  • Fully server-rendered responses ๐Ÿ“ก
    • Single source of truth for your app's code (no code-sharing needed)
    • Better SEO out the box
    • Know exactly what your user is seeing
      • Tracking a user's activity on the front end has become a big deal, especially in heavily front-end driven apps/SPAs, in order to be able to see how a user is actually using the app (ie. to track how the state has been changing on the front end)
      • This normally requires cookies and a premium third party service
      • But if everything a user sees is generated server-side, it would be easy to reconstruct a user's journey and their state changes

Installation

Quince itself is framework agnostic, so you should use an adaptor which plugs it into an existing framework for handling basic server needs

Install it via adapters

Pick one, and add it to your application's Gemfile, eg:

gem 'quince_sinatra'

And then execute:

$ bundle install

Or install it yourself as:

$ gem install quince_sinatra

Usage notes

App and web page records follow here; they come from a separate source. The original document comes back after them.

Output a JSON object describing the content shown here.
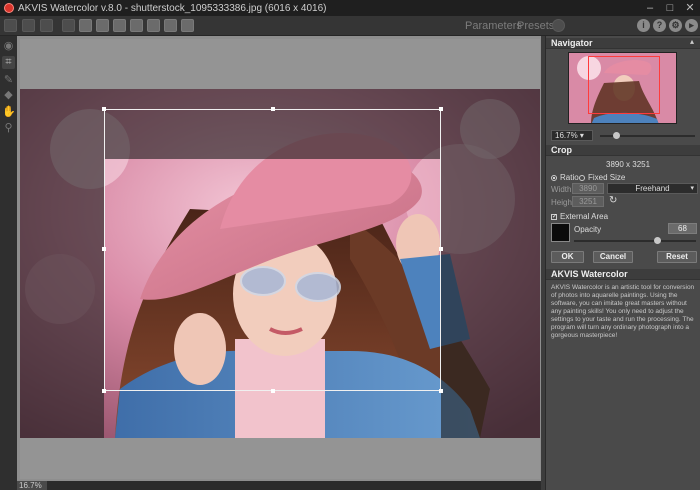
{
  "window": {
    "title": "AKVIS Watercolor v.8.0 - shutterstock_1095333386.jpg (6016 x 4016)",
    "minimize": "–",
    "maximize": "□",
    "close": "✕"
  },
  "toolbar": {
    "tabs": {
      "parameters": "Parameters",
      "presets": "Presets"
    },
    "right_icons": {
      "info": "i",
      "help": "?",
      "settings": "⚙",
      "more": "▸"
    }
  },
  "status": {
    "zoom": "16.7%"
  },
  "navigator": {
    "title": "Navigator",
    "zoom": "16.7% ▾"
  },
  "crop": {
    "title": "Crop",
    "size": "3890 x 3251",
    "ratio_label": "Ratio",
    "fixed_size_label": "Fixed Size",
    "width_label": "Width",
    "width_value": "3890",
    "height_label": "Height",
    "height_value": "3251",
    "mode": "Freehand",
    "external_area_label": "External Area",
    "external_area_checked": "✓",
    "opacity_label": "Opacity",
    "opacity_value": "68",
    "opacity_level": 0.68,
    "ok": "OK",
    "cancel": "Cancel",
    "reset": "Reset"
  },
  "info": {
    "title": "AKVIS Watercolor",
    "text": "AKVIS Watercolor is an artistic tool for conversion of photos into aquarelle paintings. Using the software, you can imitate great masters without any painting skills! You only need to adjust the settings to your taste and run the processing. The program will turn any ordinary photograph into a gorgeous masterpiece!"
  },
  "colors": {
    "accent": "#d9342b",
    "panel_bg": "#4a4a4a",
    "external_color": "#0a0a0a"
  }
}
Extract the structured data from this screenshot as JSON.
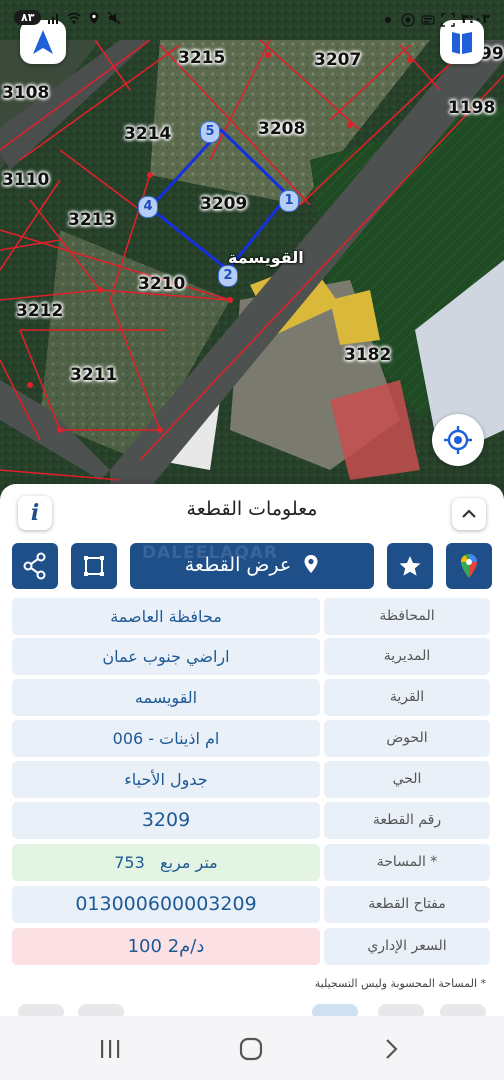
{
  "status_bar": {
    "time": "٣:٠٣",
    "battery": "٨٣"
  },
  "map": {
    "parcels": [
      {
        "id": "p3215",
        "label": "3215"
      },
      {
        "id": "p3207",
        "label": "3207"
      },
      {
        "id": "p3108",
        "label": "3108"
      },
      {
        "id": "p1198",
        "label": "1198"
      },
      {
        "id": "p99",
        "label": "99"
      },
      {
        "id": "p3214",
        "label": "3214"
      },
      {
        "id": "p3208",
        "label": "3208"
      },
      {
        "id": "p3110",
        "label": "3110"
      },
      {
        "id": "p3209",
        "label": "3209"
      },
      {
        "id": "p3213",
        "label": "3213"
      },
      {
        "id": "p3210",
        "label": "3210"
      },
      {
        "id": "p3212",
        "label": "3212"
      },
      {
        "id": "p3182",
        "label": "3182"
      },
      {
        "id": "p3211",
        "label": "3211"
      }
    ],
    "vertices": [
      "1",
      "2",
      "4",
      "5"
    ],
    "street_label": "القويسمة",
    "colors": {
      "parcel_lines": "#e0202a",
      "selection": "#1530e0"
    }
  },
  "sheet": {
    "title": "معلومات القطعة",
    "show_parcel_label": "عرض القطعة",
    "watermark": "DALEELAQAR",
    "rows": [
      {
        "key": "المحافظة",
        "value": "محافظة العاصمة",
        "bg": "#e9f0f8"
      },
      {
        "key": "المديرية",
        "value": "اراضي جنوب عمان",
        "bg": "#e9f0f8"
      },
      {
        "key": "القرية",
        "value": "القويسمه",
        "bg": "#e9f0f8"
      },
      {
        "key": "الحوض",
        "value": "ام اذينات - 006",
        "bg": "#e9f0f8"
      },
      {
        "key": "الحي",
        "value": "جدول الأحياء",
        "bg": "#e9f0f8"
      },
      {
        "key": "رقم القطعة",
        "value": "3209",
        "bg": "#e9f0f8"
      },
      {
        "key": "المساحة *",
        "value": "753   متر مربع",
        "bg": "#e3f4e3"
      },
      {
        "key": "مفتاح القطعة",
        "value": "013000600003209",
        "bg": "#e9f0f8"
      },
      {
        "key": "السعر الإداري",
        "value": "100 د/م2",
        "bg": "#fbe1e4"
      }
    ],
    "footnote": "* المساحة المحسوبة وليس التسجيلية"
  },
  "colors": {
    "primary": "#1f4f89",
    "value_text": "#1e5a96"
  }
}
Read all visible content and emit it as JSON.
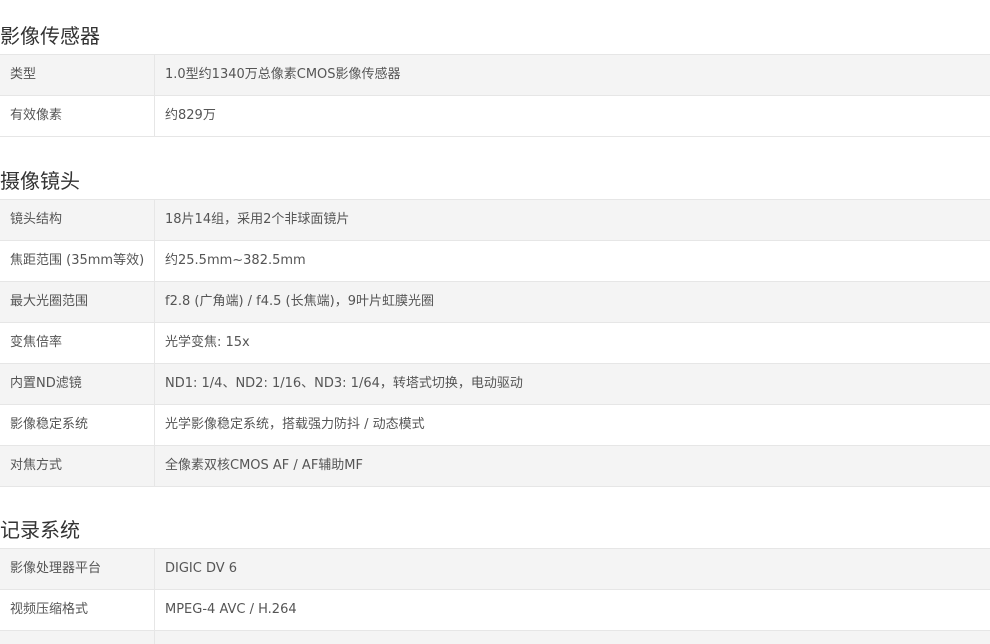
{
  "sections": [
    {
      "title": "影像传感器",
      "rows": [
        {
          "label": "类型",
          "value": "1.0型约1340万总像素CMOS影像传感器"
        },
        {
          "label": "有效像素",
          "value": "约829万"
        }
      ]
    },
    {
      "title": "摄像镜头",
      "rows": [
        {
          "label": "镜头结构",
          "value": "18片14组，采用2个非球面镜片"
        },
        {
          "label": "焦距范围 (35mm等效)",
          "value": "约25.5mm~382.5mm"
        },
        {
          "label": "最大光圈范围",
          "value": "f2.8 (广角端) / f4.5 (长焦端)，9叶片虹膜光圈"
        },
        {
          "label": "变焦倍率",
          "value": "光学变焦: 15x"
        },
        {
          "label": "内置ND滤镜",
          "value": "ND1: 1/4、ND2: 1/16、ND3: 1/64，转塔式切换，电动驱动"
        },
        {
          "label": "影像稳定系统",
          "value": "光学影像稳定系统，搭载强力防抖 / 动态模式"
        },
        {
          "label": "对焦方式",
          "value": "全像素双核CMOS AF / AF辅助MF"
        }
      ]
    },
    {
      "title": "记录系统",
      "rows": [
        {
          "label": "影像处理器平台",
          "value": "DIGIC DV 6"
        },
        {
          "label": "视频压缩格式",
          "value": "MPEG-4 AVC / H.264"
        },
        {
          "label": "",
          "value": ""
        }
      ]
    }
  ]
}
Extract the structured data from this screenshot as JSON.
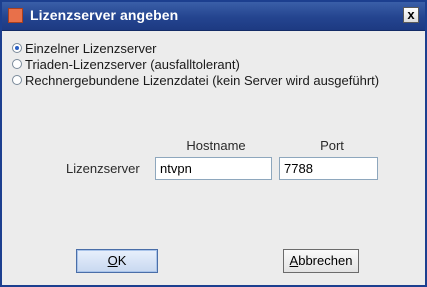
{
  "dialog": {
    "title": "Lizenzserver angeben",
    "close_label": "x"
  },
  "options": [
    {
      "label": "Einzelner Lizenzserver",
      "checked": true
    },
    {
      "label": "Triaden-Lizenzserver (ausfalltolerant)",
      "checked": false
    },
    {
      "label": "Rechnergebundene Lizenzdatei (kein Server wird ausgeführt)",
      "checked": false
    }
  ],
  "server": {
    "hostname_header": "Hostname",
    "port_header": "Port",
    "row_label": "Lizenzserver",
    "hostname_value": "ntvpn",
    "port_value": "7788"
  },
  "buttons": {
    "ok_mnemonic": "O",
    "ok_rest": "K",
    "cancel_mnemonic": "A",
    "cancel_rest": "bbrechen"
  },
  "colors": {
    "titlebar": "#24448f",
    "radio_selected": "#2a5fc4"
  }
}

  • All HTML tags are available via a method of the same name, eg. div(), section(), span() - with the exception of para standing in for p to avoid clashes with Ruby's common Kernel#p method
  • All HTML attributes are available, and are the same as they would be in a regular html document, eg. onclick rather than onClick - with the exception of a Class, Max, Min, Method - which start with capital letters to avoid clashes with some internal methods.
  • Type checking is available at runtime for a component's State and Props, and is done in accordance with Typed Struct
  • Children can be specified in one of two places, depending on what you would prefer:
    • as a block argument, to maintain similar readability with real html elements, where attributes come first
      div(id: :my_div, style: "color: red") { h1("Single child") }
      div(id: "div2", style: "color: green") {[
          h2("multiple"),
          h3("children")
      ]}
    • as positional arguments (for convenience and cleanliness when no props are passed)
      div(
          h1("hello world")
      )
  • A component's render method should always return a single top level element, ie. if you wanted to return 2 elements you should wrap them in a div

Development

After checking out the repo, run bin/setup to install dependencies. Then, run rake spec to run the tests. You can also run bin/console for an interactive prompt that will allow you to experiment.

To install this gem onto your local machine, run bundle exec rake install. To release a new version, update the version number in version.rb, and then run bundle exec rake release, which will create a git tag for the version, push git commits and the created tag, and push the .gem file to rubygems.org.

Contributing

Bug reports and pull requests are welcome on GitHub at https://github.com/johansenja/quince.

License

The gem is available as open source under the terms of the MIT License.